[Entries taken from a collection]
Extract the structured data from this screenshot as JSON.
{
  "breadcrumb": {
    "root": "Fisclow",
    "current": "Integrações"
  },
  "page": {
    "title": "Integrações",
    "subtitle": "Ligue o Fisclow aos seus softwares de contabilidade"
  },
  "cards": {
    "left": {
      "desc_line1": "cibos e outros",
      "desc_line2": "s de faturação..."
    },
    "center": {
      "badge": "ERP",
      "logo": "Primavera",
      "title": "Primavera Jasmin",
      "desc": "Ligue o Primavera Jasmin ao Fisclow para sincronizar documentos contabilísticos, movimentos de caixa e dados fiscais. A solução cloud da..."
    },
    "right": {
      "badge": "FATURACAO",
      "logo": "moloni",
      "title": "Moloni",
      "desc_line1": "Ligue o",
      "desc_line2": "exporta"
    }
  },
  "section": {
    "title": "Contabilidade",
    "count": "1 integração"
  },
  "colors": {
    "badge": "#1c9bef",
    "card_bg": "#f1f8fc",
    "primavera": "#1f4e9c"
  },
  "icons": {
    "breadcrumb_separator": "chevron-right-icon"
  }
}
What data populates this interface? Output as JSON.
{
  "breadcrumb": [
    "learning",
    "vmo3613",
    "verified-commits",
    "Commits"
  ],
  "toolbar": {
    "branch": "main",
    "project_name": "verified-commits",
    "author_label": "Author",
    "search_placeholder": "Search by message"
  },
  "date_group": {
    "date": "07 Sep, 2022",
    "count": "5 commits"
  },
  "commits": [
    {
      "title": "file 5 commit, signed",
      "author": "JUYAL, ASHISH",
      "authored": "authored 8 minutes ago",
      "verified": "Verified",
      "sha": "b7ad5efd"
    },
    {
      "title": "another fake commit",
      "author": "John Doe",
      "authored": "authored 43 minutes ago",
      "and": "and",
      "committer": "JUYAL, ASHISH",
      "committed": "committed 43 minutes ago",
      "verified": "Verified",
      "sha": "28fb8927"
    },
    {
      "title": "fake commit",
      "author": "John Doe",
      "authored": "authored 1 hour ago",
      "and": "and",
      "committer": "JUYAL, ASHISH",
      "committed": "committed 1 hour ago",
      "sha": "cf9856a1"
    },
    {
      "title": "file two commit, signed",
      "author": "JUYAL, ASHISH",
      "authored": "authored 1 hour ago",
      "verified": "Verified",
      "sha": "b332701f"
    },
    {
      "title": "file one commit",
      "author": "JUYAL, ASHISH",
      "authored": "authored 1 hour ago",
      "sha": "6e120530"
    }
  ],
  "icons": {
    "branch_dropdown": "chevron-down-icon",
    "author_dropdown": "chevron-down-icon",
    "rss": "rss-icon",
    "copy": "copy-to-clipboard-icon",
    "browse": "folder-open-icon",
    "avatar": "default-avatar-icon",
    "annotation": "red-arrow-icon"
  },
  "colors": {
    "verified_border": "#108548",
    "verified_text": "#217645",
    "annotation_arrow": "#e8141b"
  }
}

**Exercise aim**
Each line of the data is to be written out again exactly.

**Exercise answer**
Extract the structured data from this screenshot as JSON.
{
  "breadcrumb": {
    "root": "Fisclow",
    "current": "Integrações"
  },
  "page": {
    "title": "Integrações",
    "subtitle": "Ligue o Fisclow aos seus softwares de contabilidade"
  },
  "cards": {
    "left": {
      "desc_line1": "cibos e outros",
      "desc_line2": "s de faturação..."
    },
    "center": {
      "badge": "ERP",
      "logo": "Primavera",
      "title": "Primavera Jasmin",
      "desc": "Ligue o Primavera Jasmin ao Fisclow para sincronizar documentos contabilísticos, movimentos de caixa e dados fiscais. A solução cloud da..."
    },
    "right": {
      "badge": "FATURACAO",
      "logo": "moloni",
      "title": "Moloni",
      "desc_line1": "Ligue o",
      "desc_line2": "exporta"
    }
  },
  "section": {
    "title": "Contabilidade",
    "count": "1 integração"
  },
  "colors": {
    "badge": "#1c9bef",
    "card_bg": "#f1f8fc",
    "primavera": "#1f4e9c"
  },
  "icons": {
    "breadcrumb_separator": "chevron-right-icon"
  }
}
What data populates this interface? Output as JSON.
{
  "breadcrumb": [
    "learning",
    "vmo3613",
    "verified-commits",
    "Commits"
  ],
  "toolbar": {
    "branch": "main",
    "project_name": "verified-commits",
    "author_label": "Author",
    "search_placeholder": "Search by message"
  },
  "date_group": {
    "date": "07 Sep, 2022",
    "count": "5 commits"
  },
  "commits": [
    {
      "title": "file 5 commit, signed",
      "author": "JUYAL, ASHISH",
      "authored": "authored 8 minutes ago",
      "verified": "Verified",
      "sha": "b7ad5efd"
    },
    {
      "title": "another fake commit",
      "author": "John Doe",
      "authored": "authored 43 minutes ago",
      "and": "and",
      "committer": "JUYAL, ASHISH",
      "committed": "committed 43 minutes ago",
      "verified": "Verified",
      "sha": "28fb8927"
    },
    {
      "title": "fake commit",
      "author": "John Doe",
      "authored": "authored 1 hour ago",
      "and": "and",
      "committer": "JUYAL, ASHISH",
      "committed": "committed 1 hour ago",
      "sha": "cf9856a1"
    },
    {
      "title": "file two commit, signed",
      "author": "JUYAL, ASHISH",
      "authored": "authored 1 hour ago",
      "verified": "Verified",
      "sha": "b332701f"
    },
    {
      "title": "file one commit",
      "author": "JUYAL, ASHISH",
      "authored": "authored 1 hour ago",
      "sha": "6e120530"
    }
  ],
  "icons": {
    "branch_dropdown": "chevron-down-icon",
    "author_dropdown": "chevron-down-icon",
    "rss": "rss-icon",
    "copy": "copy-to-clipboard-icon",
    "browse": "folder-open-icon",
    "avatar": "default-avatar-icon",
    "annotation": "red-arrow-icon"
  },
  "colors": {
    "verified_border": "#108548",
    "verified_text": "#217645",
    "annotation_arrow": "#e8141b"
  }
}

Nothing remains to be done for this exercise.